Fiji. Likuliku Lagoon Resort. Roderick Eime on Flickr CC

Accommodation on the water at Likuliku Lagoon Resort

Don’t miss

The sunrise from the east coast of the country. Fiji’s easterly islands are among the first places on Earth to see the sun rise each morning, and it is a truly magical experience to spend a morning sipping a coconut on a Koro Island beach, gazing out to the horizon as the sea changes from purple to pink to golden to turquoise.

Three things we like

Fiji. Turtle Island. Fiji Tourism

Fiji. Turtle Island. Fiji Tourism

  1. The kava. Fijian kava looks (and tastes) more like muddy water, with a slight aniseed aftertaste. It might not sound particularly appealing, but kava ceremonies are a big part of Fijian culture. The root of the kava plant is dried, pounded, mixed with water and strained, before being served in a small bowl or half a coconut shell. Drinking the kava is a communal experience, usually accompanied by traditional music or storytelling, and you should consider it a great honour if you are asked to partake. Kava has a mild sedative effect, so watch your intake – after four or five bowls you may start feeling a little bit woozy!
  2. The snorkeling. Fiji’s reefs are bursting with life, and the calm, warm waters are perfect for novice swimmers.
  3. The people. Fijians have a reputation as being among the friendliest, most hospitable people in the Southern Hemisphere. Expect to be greeted with a smile and a ‘bula’ (‘welcome’) wherever you go. On some of the smaller islands, the locals or resort workers will stand on the beach as your boat departs and sing you off with a version of ‘Isa Lei’ – a traditional Fijian leaving song.

Something we don’t like

The insects. They’re everywhere! All you can do is cover up with a good insect repellent, and bring your own mosquito net if you are staying in more rustic accommodation. Consider yourself lucky if your hotel room comes with a couple of geckos – they will hoover up the mosquitos and ants while you sleep.

High50 insider tips

  • Stock up on Fijian beauty products while you’re there – cold-pressed extra virgin coconut oil is relatively cheap and available just about everywhere.
  • Take in a rugby match if you can – Fijians are crazy for the sport, and the men’s team is ranked among the best in the world. Before every match, players perform a cibi war dance, similar to New Zealand’s haka, and the crowd doesn’t stop cheering from the moment the dance ends until the final whistle blows.
  • When visiting Fijian villages, dress modestly to avoid causing offence. If you are introduced to a chief or another important local figure, take off your hat – it is seen as a sign of respect and will be very much appreciated.

Need to know

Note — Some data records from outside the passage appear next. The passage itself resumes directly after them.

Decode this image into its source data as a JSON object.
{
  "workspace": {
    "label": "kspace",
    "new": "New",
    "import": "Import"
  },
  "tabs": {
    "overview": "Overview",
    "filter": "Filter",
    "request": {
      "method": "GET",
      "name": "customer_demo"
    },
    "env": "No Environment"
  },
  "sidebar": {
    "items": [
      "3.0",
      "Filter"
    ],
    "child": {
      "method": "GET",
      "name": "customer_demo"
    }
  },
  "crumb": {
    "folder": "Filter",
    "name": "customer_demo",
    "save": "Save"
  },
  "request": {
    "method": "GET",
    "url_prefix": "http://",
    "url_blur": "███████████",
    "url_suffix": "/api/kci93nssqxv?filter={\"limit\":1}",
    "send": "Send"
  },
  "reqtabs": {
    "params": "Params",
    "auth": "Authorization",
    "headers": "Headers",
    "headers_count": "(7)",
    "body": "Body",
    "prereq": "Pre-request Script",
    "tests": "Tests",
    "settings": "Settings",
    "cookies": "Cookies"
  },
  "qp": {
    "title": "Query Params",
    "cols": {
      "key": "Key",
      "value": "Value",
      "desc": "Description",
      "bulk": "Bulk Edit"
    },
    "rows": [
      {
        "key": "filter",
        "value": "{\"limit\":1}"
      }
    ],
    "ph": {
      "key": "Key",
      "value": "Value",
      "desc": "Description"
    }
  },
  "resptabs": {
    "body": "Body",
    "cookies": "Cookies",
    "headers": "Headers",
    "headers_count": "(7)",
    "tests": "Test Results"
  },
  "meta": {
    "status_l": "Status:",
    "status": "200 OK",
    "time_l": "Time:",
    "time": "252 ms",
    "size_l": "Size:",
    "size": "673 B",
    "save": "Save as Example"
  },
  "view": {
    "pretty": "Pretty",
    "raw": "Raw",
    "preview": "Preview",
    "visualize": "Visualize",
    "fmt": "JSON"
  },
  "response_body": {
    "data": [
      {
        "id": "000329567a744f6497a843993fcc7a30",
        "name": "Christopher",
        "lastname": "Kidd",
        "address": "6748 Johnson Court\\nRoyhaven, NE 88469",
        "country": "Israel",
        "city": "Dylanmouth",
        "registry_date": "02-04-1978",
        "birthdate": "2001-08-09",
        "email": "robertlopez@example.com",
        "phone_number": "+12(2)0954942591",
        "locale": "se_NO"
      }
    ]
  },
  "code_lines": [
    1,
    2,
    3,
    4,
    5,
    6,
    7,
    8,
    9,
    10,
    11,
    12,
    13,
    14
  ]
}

  • The currency is the Fijian Dollar. Change your money before you travel to avoid high commission rates. Cash is vital in Fiji, especially once you leave the major cities of Suva and Nadi.
  • Hepatitis A and typhoid vaccinations are recommended before travelling to Fiji.
  • Fiji is a multicultural country, with substantial Christian, Muslim, Hindu and Sheikh populations. If you are visiting an unfamiliar religious building or temple, show respect by removing your shoes beforehand, and adhering to any other specific religious customs.
  • UK residents don’t need a visa to travel to Fiji, but your passport does need to be valid for at least six months after your departure date.
  • Fiji is 12 hours ahead (GMT +12).
  • Flight time is dependent on stopover. There are no direct flights to Fiji.
  • Type ‘I’ plug sockets are used across Fiji (small, three-pin), so bring an adaptor.
  • Driving is on the left-hand side.